Friday, October 3, 2014

The Limits of Poetry


I am reading Edward Hirsch’s “How to Read a Poem and Fall in Love with Poetry”.  It is his own Ode to poetry…a Hymn of praise…264 pages long.   It is a love letter to the poems that touch his heart, bring meaning to his life arouse his feelings and that enrich and comfort him. 


In 2011, Hirsch experienced the sudden loss of his son, Gabriel and found no solace in the poems that once impassioned his heart and quieted his mind. Gabriel, 22 years of age, died
from the club drug GHB that someone gave him at a party. It was a harrowing three days before Hirsch found out what had happened to his son. 
Father and son - Blois, France - Kathleen Tyler Conklin

Hirsch stopped reading and writing poetry after this traumatic shock.  But he began to record the memories of his son by talking with friends and relatives, writing them down compulsively and haphazardly.  After a while his outpouring of words began to take the shape of a poem.  It became a 70 page elegy to his son; a book length poem recently published called “Gabriel”.  The New Yorker called it a “masterpiece of sorrow”.


The poem is written in three-line stanzas without punctuation…a kind of stream of consciousness, a deluge of memories, love and grief.  Perhaps an effort to etch Gabriel’s spirit on the bring him to life with words. Hirsch admits he put everything he could into his poem, but also had to face what poetry could not do.  His passion had been cooled by this tragedy.  He had a new awareness…that poetry has limits. “It cannot give us back the people we have lost.”

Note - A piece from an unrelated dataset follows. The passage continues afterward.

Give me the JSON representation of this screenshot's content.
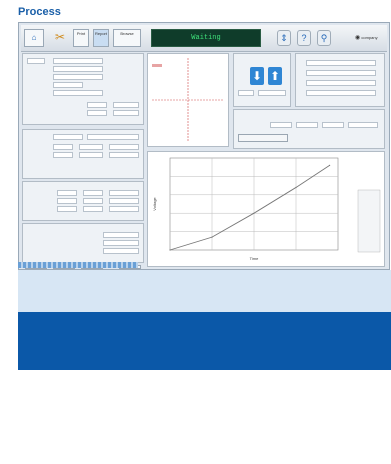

And yet, in a sense by writing this astounding elegy, Hirsch has given Gabriel to us.